----- Exercise data -----
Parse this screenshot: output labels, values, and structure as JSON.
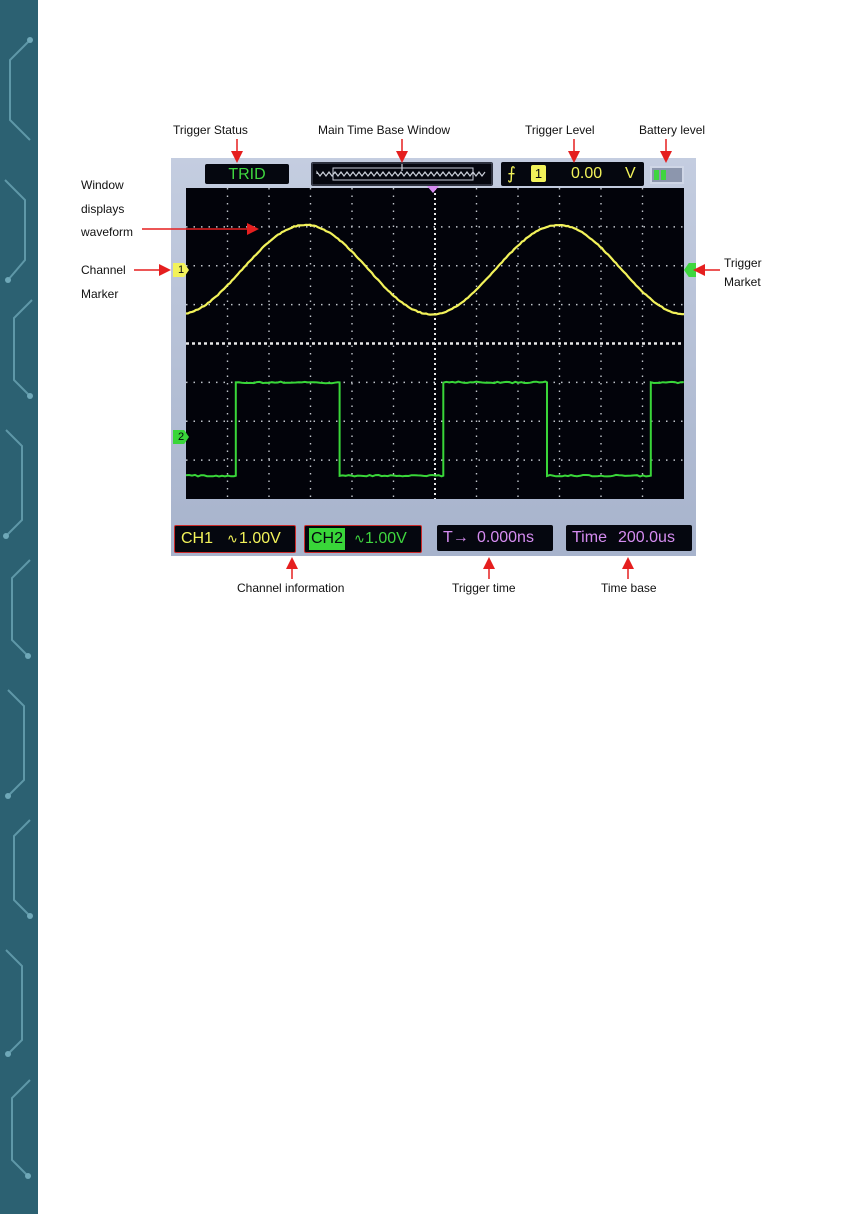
{
  "annotations": {
    "trigger_status": "Trigger Status",
    "main_time_base_window": "Main Time  Base Window",
    "trigger_level": "Trigger Level",
    "battery_level": "Battery level",
    "window_line1": "Window",
    "window_line2": "displays",
    "window_line3": "waveform",
    "channel_marker_line1": "Channel",
    "channel_marker_line2": "Marker",
    "trigger_market_line1": "Trigger",
    "trigger_market_line2": "Market",
    "channel_information": "Channel  information",
    "trigger_time": "Trigger time",
    "time_base": "Time base"
  },
  "scope": {
    "trigger_status": "TRID",
    "trigger_channel": "1",
    "trigger_level_value": "0.00",
    "trigger_level_unit": "V",
    "ch1_label": "CH1",
    "ch1_volts": "1.00V",
    "ch2_label": "CH2",
    "ch2_volts": "1.00V",
    "trigger_time_label": "T→",
    "trigger_time_value": "0.000ns",
    "time_label": "Time",
    "time_value": "200.0us",
    "ch1_marker": "1",
    "ch2_marker": "2",
    "coupling_symbol": "∿",
    "trigger_edge_symbol": "⨍"
  },
  "colors": {
    "ch1": "#f2f25a",
    "ch2": "#39d639",
    "trigger_label": "#3fd63f",
    "time_info": "#d58cf0",
    "screen_bg": "#02030a",
    "side_band": "#2c6172"
  },
  "icons": {
    "battery": "battery-icon",
    "trigger_edge": "rising-edge-icon",
    "trigger_position": "trigger-position-icon"
  }
}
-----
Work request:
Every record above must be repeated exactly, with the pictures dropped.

Response to this exercise:
Parse this screenshot: output labels, values, and structure as JSON.
{
  "annotations": {
    "trigger_status": "Trigger Status",
    "main_time_base_window": "Main Time  Base Window",
    "trigger_level": "Trigger Level",
    "battery_level": "Battery level",
    "window_line1": "Window",
    "window_line2": "displays",
    "window_line3": "waveform",
    "channel_marker_line1": "Channel",
    "channel_marker_line2": "Marker",
    "trigger_market_line1": "Trigger",
    "trigger_market_line2": "Market",
    "channel_information": "Channel  information",
    "trigger_time": "Trigger time",
    "time_base": "Time base"
  },
  "scope": {
    "trigger_status": "TRID",
    "trigger_channel": "1",
    "trigger_level_value": "0.00",
    "trigger_level_unit": "V",
    "ch1_label": "CH1",
    "ch1_volts": "1.00V",
    "ch2_label": "CH2",
    "ch2_volts": "1.00V",
    "trigger_time_label": "T→",
    "trigger_time_value": "0.000ns",
    "time_label": "Time",
    "time_value": "200.0us",
    "ch1_marker": "1",
    "ch2_marker": "2",
    "coupling_symbol": "∿",
    "trigger_edge_symbol": "⨍"
  },
  "colors": {
    "ch1": "#f2f25a",
    "ch2": "#39d639",
    "trigger_label": "#3fd63f",
    "time_info": "#d58cf0",
    "screen_bg": "#02030a",
    "side_band": "#2c6172"
  },
  "icons": {
    "battery": "battery-icon",
    "trigger_edge": "rising-edge-icon",
    "trigger_position": "trigger-position-icon"
  }
}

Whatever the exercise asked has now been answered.